The cap awarded for his 1957 appearance in a 4-1 win over Denmark in Copenhagen, went for £3,000 in a sale of the Sir Stanley’s memorabilia.
The last of his England caps was won at the age of 42.
Other items sold in the auction in Derbyshire included a Scottish tartan golf hat, a pair of burgundy shoes and gifts from his pioneering work with black players in apartheid era South Africa.
The sale was arranged when Sir Stanley’s daughter Jean Matthews-Gough, 78, decided to sell-off some of her dad’s memorabilia to fans.
She said: “These items were gathering dust in drawers and cupboards.
“Pop was not one for memorabilia. He never lived in the past – he was all for the future.

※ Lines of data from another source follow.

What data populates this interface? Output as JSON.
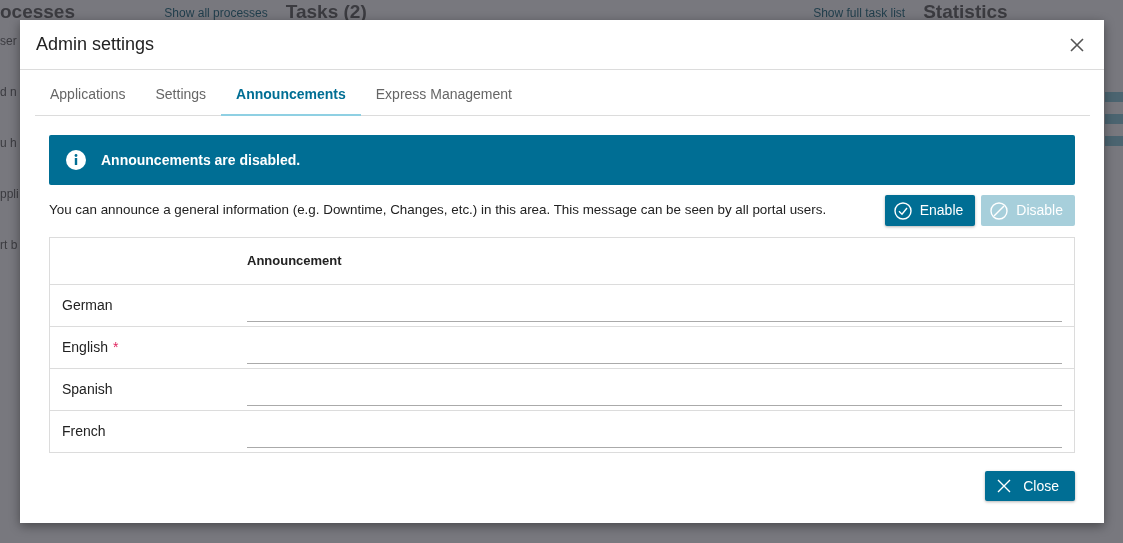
{
  "background": {
    "sections": [
      {
        "heading": "ocesses",
        "link": "Show all processes"
      },
      {
        "heading": "Tasks (2)",
        "link": "Show full task list"
      },
      {
        "heading": "Statistics"
      }
    ],
    "fragments": [
      "ser",
      "d n",
      "u h",
      "ppli",
      "rt b"
    ]
  },
  "dialog": {
    "title": "Admin settings",
    "tabs": [
      {
        "label": "Applications",
        "selected": false
      },
      {
        "label": "Settings",
        "selected": false
      },
      {
        "label": "Announcements",
        "selected": true
      },
      {
        "label": "Express Management",
        "selected": false
      }
    ],
    "alert": "Announcements are disabled.",
    "description": "You can announce a general information (e.g. Downtime, Changes, etc.) in this area. This message can be seen by all portal users.",
    "buttons": [
      {
        "label": "Enable",
        "kind": "enable",
        "disabled": false
      },
      {
        "label": "Disable",
        "kind": "disable",
        "disabled": true
      }
    ],
    "table": {
      "column_header": "Announcement",
      "rows": [
        {
          "language": "German"
        },
        {
          "language": "English",
          "marker": "*"
        },
        {
          "language": "Spanish"
        },
        {
          "language": "French"
        }
      ]
    },
    "close_button": "Close"
  }
}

“He got his happiness from people, not from things. I am sure he would have approved.
“I wanted football fans to have the opportunity to own something that belonged to Pop.”
Blackpool and Stoke outside right Sir Stanley’s career started in the Potteries in 1932 and ended with his retirement at the age of 50 in 1965.

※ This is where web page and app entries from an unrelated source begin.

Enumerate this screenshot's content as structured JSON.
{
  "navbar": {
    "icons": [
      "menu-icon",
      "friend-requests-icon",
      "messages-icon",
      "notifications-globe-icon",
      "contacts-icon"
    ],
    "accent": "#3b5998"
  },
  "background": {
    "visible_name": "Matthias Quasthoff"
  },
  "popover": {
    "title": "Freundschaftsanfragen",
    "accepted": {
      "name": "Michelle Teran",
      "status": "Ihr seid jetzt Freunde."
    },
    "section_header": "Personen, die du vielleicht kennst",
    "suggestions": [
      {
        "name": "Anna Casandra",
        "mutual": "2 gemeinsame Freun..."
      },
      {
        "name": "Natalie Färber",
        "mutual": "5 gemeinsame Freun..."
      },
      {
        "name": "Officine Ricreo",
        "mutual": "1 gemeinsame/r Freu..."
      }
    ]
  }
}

He played 379 games for the Seasiders and 318 for his hometown club Stoke.
He earned the nickname the Wizard of the Dribble for his skills on the ball and was the only footballer to be knighted while still playing.
Sir Stanley was also the oldest player ever to play in England’s top football division and the oldest player ever to represent the country.

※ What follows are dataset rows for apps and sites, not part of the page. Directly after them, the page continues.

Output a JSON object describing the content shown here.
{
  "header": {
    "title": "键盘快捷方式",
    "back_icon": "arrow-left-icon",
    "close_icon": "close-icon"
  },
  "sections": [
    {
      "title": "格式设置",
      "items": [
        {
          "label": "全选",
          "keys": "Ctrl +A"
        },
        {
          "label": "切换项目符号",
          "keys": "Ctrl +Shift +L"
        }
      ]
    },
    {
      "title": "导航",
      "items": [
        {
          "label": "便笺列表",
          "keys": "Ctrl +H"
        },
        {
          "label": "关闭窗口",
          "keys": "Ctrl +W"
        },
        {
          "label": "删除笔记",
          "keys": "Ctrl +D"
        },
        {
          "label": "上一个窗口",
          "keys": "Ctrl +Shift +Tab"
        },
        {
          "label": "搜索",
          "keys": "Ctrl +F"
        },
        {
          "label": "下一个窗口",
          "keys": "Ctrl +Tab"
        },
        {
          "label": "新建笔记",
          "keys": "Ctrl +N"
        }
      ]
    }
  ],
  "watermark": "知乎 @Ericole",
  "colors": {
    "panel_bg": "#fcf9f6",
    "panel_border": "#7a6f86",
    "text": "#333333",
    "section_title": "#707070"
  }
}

Charles Hanson, owner of Hansons Auctioneers, who conducted the sale, said: “From Sir Stanley’s England cap to his polished leather loafers, it was an honour to auction these items.
“It was our first ever football auction and I can think of no better name to launch it with than the late, great, Sir Stanley Matthews.”
Also among the lots was a Royal Doulton cermaic figure which fetched £150, a signed training mat, which sold for £30, a green leather jacket and belt stiched with ‘S Matthews; which went for £60 and a pair of soapstone busts, both sculpted in Zimbabwe and presented to Sir Stanley in Africa which sold for £70.
What they said...
I grew up in an era when he was a god to those of us who aspired to play the game. He was a true gentleman and we shall never see his like again
All over the world he is regarded as a football genius.